%%

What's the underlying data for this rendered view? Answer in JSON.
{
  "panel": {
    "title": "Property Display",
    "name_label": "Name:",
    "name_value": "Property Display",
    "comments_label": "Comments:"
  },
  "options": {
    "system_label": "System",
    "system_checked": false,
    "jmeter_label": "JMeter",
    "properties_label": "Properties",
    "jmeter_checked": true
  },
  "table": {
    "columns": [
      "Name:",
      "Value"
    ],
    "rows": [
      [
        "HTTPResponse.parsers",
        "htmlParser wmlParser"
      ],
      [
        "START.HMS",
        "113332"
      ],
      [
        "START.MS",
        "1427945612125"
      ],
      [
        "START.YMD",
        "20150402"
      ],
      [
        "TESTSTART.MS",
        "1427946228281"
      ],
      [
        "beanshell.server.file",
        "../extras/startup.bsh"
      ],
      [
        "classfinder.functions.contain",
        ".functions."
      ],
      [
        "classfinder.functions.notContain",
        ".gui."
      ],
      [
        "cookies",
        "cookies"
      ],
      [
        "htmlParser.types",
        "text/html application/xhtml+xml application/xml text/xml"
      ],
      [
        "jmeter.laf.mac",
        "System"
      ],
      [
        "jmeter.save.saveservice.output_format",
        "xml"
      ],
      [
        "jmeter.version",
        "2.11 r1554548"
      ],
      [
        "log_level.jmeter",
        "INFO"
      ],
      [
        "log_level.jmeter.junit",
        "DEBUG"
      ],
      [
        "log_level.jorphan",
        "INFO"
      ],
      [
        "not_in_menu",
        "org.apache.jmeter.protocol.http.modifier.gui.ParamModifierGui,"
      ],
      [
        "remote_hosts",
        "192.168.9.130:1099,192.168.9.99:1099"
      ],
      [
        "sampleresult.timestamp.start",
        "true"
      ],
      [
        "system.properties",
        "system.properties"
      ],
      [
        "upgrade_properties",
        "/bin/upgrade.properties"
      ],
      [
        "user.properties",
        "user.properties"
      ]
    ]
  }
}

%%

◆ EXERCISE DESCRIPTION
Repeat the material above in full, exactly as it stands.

◆ EXPECTED ANSWER
What's the underlying data for this rendered view? Answer in JSON.
{
  "panel": {
    "title": "Property Display",
    "name_label": "Name:",
    "name_value": "Property Display",
    "comments_label": "Comments:"
  },
  "options": {
    "system_label": "System",
    "system_checked": false,
    "jmeter_label": "JMeter",
    "properties_label": "Properties",
    "jmeter_checked": true
  },
  "table": {
    "columns": [
      "Name:",
      "Value"
    ],
    "rows": [
      [
        "HTTPResponse.parsers",
        "htmlParser wmlParser"
      ],
      [
        "START.HMS",
        "113332"
      ],
      [
        "START.MS",
        "1427945612125"
      ],
      [
        "START.YMD",
        "20150402"
      ],
      [
        "TESTSTART.MS",
        "1427946228281"
      ],
      [
        "beanshell.server.file",
        "../extras/startup.bsh"
      ],
      [
        "classfinder.functions.contain",
        ".functions."
      ],
      [
        "classfinder.functions.notContain",
        ".gui."
      ],
      [
        "cookies",
        "cookies"
      ],
      [
        "htmlParser.types",
        "text/html application/xhtml+xml application/xml text/xml"
      ],
      [
        "jmeter.laf.mac",
        "System"
      ],
      [
        "jmeter.save.saveservice.output_format",
        "xml"
      ],
      [
        "jmeter.version",
        "2.11 r1554548"
      ],
      [
        "log_level.jmeter",
        "INFO"
      ],
      [
        "log_level.jmeter.junit",
        "DEBUG"
      ],
      [
        "log_level.jorphan",
        "INFO"
      ],
      [
        "not_in_menu",
        "org.apache.jmeter.protocol.http.modifier.gui.ParamModifierGui,"
      ],
      [
        "remote_hosts",
        "192.168.9.130:1099,192.168.9.99:1099"
      ],
      [
        "sampleresult.timestamp.start",
        "true"
      ],
      [
        "system.properties",
        "system.properties"
      ],
      [
        "upgrade_properties",
        "/bin/upgrade.properties"
      ],
      [
        "user.properties",
        "user.properties"
      ]
    ]
  }
}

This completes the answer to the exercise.